**Work request**:
Find the lines below in which the string "interp" occurs. Copy each one.
===== Source data =====
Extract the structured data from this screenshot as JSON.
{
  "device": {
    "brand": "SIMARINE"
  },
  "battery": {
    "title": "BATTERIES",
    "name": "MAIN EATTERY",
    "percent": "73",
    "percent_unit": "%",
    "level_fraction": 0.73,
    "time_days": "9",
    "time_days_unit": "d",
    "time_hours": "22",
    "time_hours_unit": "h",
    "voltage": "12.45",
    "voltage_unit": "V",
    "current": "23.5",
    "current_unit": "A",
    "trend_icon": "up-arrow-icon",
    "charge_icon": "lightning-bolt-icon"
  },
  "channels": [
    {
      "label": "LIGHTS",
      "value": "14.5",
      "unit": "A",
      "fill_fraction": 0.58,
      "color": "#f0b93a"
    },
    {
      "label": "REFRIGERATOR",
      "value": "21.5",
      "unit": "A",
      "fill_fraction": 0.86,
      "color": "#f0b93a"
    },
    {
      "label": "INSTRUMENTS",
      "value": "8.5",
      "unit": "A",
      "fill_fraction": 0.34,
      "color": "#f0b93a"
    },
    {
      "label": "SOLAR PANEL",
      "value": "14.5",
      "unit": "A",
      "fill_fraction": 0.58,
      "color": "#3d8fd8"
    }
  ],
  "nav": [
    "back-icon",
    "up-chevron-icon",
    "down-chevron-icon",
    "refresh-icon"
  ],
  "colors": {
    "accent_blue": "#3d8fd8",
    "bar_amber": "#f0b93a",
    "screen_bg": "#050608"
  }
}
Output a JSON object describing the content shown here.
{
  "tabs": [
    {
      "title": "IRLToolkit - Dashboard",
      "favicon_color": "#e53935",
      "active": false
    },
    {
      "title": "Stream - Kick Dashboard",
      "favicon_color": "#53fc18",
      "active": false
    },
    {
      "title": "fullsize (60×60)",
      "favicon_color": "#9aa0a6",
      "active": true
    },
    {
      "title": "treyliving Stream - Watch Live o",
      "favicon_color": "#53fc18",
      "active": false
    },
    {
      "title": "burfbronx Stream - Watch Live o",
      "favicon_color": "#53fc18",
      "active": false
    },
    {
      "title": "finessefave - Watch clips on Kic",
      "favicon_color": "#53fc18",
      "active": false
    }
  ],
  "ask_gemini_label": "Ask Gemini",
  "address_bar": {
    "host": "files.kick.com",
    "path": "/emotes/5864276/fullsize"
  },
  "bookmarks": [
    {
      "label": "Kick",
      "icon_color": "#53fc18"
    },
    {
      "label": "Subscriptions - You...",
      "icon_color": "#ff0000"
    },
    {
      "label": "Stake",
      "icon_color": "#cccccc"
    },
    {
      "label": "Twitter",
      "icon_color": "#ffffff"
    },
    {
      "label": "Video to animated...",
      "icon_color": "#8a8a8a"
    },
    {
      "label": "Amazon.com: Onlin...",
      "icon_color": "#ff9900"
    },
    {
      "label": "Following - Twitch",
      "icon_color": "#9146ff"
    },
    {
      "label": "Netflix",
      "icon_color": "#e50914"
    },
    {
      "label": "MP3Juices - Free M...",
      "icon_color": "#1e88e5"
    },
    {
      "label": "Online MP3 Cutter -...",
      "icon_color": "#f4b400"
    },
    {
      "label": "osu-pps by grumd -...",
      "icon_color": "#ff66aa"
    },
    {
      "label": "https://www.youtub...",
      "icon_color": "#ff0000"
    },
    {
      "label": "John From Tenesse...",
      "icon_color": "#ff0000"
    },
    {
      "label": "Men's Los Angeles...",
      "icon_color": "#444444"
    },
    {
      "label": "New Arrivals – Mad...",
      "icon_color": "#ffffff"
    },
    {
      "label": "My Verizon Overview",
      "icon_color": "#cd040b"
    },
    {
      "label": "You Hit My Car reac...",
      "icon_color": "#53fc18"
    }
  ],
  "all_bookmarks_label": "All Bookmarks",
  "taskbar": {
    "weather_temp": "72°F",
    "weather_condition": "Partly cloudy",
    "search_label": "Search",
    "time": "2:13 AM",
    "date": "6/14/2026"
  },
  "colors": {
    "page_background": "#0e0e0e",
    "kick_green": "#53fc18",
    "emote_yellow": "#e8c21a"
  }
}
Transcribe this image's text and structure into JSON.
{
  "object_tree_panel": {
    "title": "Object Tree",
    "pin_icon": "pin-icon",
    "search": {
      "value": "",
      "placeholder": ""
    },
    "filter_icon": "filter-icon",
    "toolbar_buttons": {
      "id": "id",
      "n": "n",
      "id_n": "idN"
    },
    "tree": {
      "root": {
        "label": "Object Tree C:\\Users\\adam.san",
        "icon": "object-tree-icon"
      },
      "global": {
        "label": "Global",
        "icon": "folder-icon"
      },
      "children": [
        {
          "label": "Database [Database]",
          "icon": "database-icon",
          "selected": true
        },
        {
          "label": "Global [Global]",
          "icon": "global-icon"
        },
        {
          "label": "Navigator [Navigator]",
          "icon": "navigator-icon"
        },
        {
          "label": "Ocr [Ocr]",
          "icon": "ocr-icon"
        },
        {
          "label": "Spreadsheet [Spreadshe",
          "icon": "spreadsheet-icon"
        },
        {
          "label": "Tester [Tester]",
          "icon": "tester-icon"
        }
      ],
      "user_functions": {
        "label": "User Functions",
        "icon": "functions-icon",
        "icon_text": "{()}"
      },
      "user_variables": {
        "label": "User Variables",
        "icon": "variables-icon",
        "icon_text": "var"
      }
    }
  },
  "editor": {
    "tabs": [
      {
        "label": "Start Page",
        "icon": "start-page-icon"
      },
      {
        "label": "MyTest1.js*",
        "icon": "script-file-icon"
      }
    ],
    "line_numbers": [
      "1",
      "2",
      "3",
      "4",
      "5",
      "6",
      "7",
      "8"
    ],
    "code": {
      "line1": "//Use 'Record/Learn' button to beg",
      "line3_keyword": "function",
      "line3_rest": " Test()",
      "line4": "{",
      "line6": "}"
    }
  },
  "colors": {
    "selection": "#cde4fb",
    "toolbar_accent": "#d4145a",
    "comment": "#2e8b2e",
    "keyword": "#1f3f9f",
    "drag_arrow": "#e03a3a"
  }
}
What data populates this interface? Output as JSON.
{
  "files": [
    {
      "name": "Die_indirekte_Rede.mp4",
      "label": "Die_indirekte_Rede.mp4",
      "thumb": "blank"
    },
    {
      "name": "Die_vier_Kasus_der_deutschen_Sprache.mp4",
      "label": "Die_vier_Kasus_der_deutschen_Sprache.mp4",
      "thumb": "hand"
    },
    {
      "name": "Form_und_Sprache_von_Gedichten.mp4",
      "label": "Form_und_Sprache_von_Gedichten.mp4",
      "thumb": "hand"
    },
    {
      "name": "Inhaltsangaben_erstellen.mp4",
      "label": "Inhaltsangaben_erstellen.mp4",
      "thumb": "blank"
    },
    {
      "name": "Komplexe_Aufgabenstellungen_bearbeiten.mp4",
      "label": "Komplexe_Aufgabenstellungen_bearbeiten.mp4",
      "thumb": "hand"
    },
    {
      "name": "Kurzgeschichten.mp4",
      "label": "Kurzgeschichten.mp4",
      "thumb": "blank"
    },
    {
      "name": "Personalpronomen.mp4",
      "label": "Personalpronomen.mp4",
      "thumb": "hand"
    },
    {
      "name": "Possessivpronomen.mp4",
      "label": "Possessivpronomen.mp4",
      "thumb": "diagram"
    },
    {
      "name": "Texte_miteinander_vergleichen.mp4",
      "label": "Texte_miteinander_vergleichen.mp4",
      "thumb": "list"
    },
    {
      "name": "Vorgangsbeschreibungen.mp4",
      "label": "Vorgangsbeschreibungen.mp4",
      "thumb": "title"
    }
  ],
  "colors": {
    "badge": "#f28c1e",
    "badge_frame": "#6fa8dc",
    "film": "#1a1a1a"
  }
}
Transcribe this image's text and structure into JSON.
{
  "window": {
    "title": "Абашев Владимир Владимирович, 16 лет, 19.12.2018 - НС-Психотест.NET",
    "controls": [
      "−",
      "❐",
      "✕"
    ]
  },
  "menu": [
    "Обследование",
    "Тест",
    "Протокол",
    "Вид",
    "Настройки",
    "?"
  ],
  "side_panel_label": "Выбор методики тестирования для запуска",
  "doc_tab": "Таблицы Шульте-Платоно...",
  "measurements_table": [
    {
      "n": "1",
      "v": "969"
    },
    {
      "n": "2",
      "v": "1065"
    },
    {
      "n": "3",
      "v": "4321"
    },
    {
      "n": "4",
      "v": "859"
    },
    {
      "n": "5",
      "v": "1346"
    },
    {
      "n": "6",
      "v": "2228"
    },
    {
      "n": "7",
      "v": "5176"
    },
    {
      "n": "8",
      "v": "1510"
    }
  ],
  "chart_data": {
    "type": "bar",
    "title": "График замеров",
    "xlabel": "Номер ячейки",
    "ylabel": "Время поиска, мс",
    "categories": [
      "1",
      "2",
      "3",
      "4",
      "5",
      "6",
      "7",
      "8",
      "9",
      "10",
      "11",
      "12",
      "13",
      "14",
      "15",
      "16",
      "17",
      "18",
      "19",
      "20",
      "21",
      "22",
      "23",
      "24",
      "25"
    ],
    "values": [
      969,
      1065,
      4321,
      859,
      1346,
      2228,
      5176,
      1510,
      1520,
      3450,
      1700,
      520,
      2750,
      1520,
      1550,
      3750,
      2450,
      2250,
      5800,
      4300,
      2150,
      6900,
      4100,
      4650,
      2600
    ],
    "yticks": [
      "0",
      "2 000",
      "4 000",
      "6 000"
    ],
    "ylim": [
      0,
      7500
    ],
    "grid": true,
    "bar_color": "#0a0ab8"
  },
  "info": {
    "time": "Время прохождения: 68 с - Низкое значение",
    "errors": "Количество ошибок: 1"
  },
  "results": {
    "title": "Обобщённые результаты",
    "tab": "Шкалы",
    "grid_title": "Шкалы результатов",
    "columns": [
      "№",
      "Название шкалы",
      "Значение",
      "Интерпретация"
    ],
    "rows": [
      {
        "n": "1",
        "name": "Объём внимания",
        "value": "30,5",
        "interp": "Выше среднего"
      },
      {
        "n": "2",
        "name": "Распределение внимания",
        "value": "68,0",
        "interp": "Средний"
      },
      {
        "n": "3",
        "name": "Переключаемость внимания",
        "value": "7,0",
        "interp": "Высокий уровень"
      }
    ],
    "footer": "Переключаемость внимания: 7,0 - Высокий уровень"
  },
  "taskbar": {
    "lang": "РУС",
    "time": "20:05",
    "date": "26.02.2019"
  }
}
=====
**Solution**:
        "interp": "Выше среднего"
        "interp": "Средний"
        "interp": "Высокий уровень"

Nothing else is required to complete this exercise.